Chiropractic & Low Level Laser Therapy
Traditionally chiropractors are trained to detect and correct misalignments in the musculoskeletal system. By shifting bones, muscles, and ligaments back to their natural positions, the body is freed to heal itself more efficiently. Research backed by years of clinical experience, supports this view that manual manipulation of joints can treat a wide variety of symptoms, with pain and stiffness being number one.
As chiropractic care evolves parallel to modern medical science, new approaches to treatment are being incorporated into its methodology. Some of these new treatments include massage therapy, elctrotherapy, and low level laser therapy. Using these modalities in combination with traditional manual chiropractic adjustment, offers chiropractors a repertoire of modern skills to use and broadens the range of treatment. No longer is chiropractic just about adjusting the spine.
Low level therapy, also called cold laser therapy, has been shown by research to have compelling treatment possibilities which includes the acceleration of healing of wounds and treating pain and stiffness.

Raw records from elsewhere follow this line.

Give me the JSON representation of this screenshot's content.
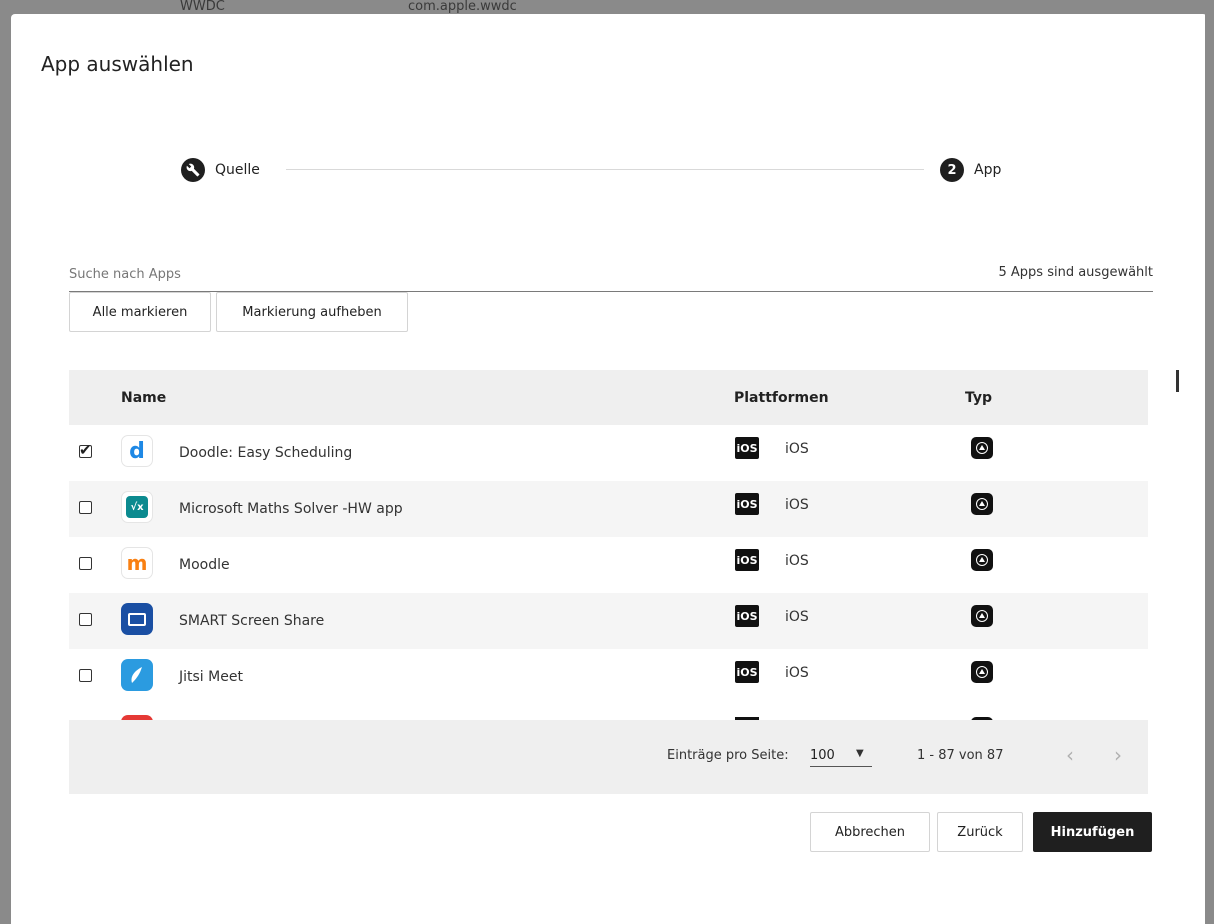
{
  "backdrop": {
    "fragment_left": "WWDC",
    "fragment_right": "com.apple.wwdc"
  },
  "dialog": {
    "title": "App auswählen"
  },
  "stepper": {
    "steps": [
      {
        "label": "Quelle",
        "icon": "wrench-icon"
      },
      {
        "label": "App",
        "number": "2"
      }
    ]
  },
  "search": {
    "placeholder": "Suche nach Apps",
    "value": ""
  },
  "selection": {
    "count_text": "5 Apps sind ausgewählt"
  },
  "actions": {
    "select_all": "Alle markieren",
    "deselect": "Markierung aufheben"
  },
  "table": {
    "columns": {
      "name": "Name",
      "platforms": "Plattformen",
      "type": "Typ"
    },
    "rows": [
      {
        "checked": true,
        "name": "Doodle: Easy Scheduling",
        "platform_badge": "iOS",
        "platform": "iOS",
        "icon": "doodle-icon"
      },
      {
        "checked": false,
        "name": "Microsoft Maths Solver -HW app",
        "platform_badge": "iOS",
        "platform": "iOS",
        "icon": "maths-solver-icon"
      },
      {
        "checked": false,
        "name": "Moodle",
        "platform_badge": "iOS",
        "platform": "iOS",
        "icon": "moodle-icon"
      },
      {
        "checked": false,
        "name": "SMART Screen Share",
        "platform_badge": "iOS",
        "platform": "iOS",
        "icon": "screen-share-icon"
      },
      {
        "checked": false,
        "name": "Jitsi Meet",
        "platform_badge": "iOS",
        "platform": "iOS",
        "icon": "jitsi-icon"
      }
    ],
    "footer": {
      "per_page_label": "Einträge pro Seite:",
      "per_page_value": "100",
      "range": "1 - 87 von 87"
    }
  },
  "buttons": {
    "cancel": "Abbrechen",
    "back": "Zurück",
    "add": "Hinzufügen"
  },
  "colors": {
    "primary": "#1f1f1f",
    "header_bg": "#efefef",
    "backdrop": "#8a8a8a"
  }
}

A study from 2011 that was published in the Journal of Manipulative and Physiologic Therepeuatics, and focused on a controlled experiment wherein randomized groups of people being treated for cervical facet pain and restricted range of motion in the area of the cervical spine, were compared to each other. One group received chiropractic adjustments another received low level laser therapy, and a third a combination of both. The criteria for the people selected included being 18 to 40 years old, being in pain from restricted motion of the cervical area of the spine, and having these symptoms for at least a month. Treatments were divided into six sessions over the course of three weeks.
To begin with, all patients reported a similar level of pain and restricted motion. By the end of the course of treatments there was a significant difference seen between all three groups in range of cervical spine motion, with the group that underwent a combination of chiropractic care and low level laser therapy showing the greatest improvements. The conclusion was that both chiropractic care and low level laser therapy are effective treatments for cervical pain but, for some reason, they are more effective when in combination. What this factor is that makes them greater when used together than just the individual treatment alone is unknown and more research is required.
As chiropractic care moves into the future with the rest of contemporary culture it is important to recognize that although manual manipulation remains effective, that it can be improved upon.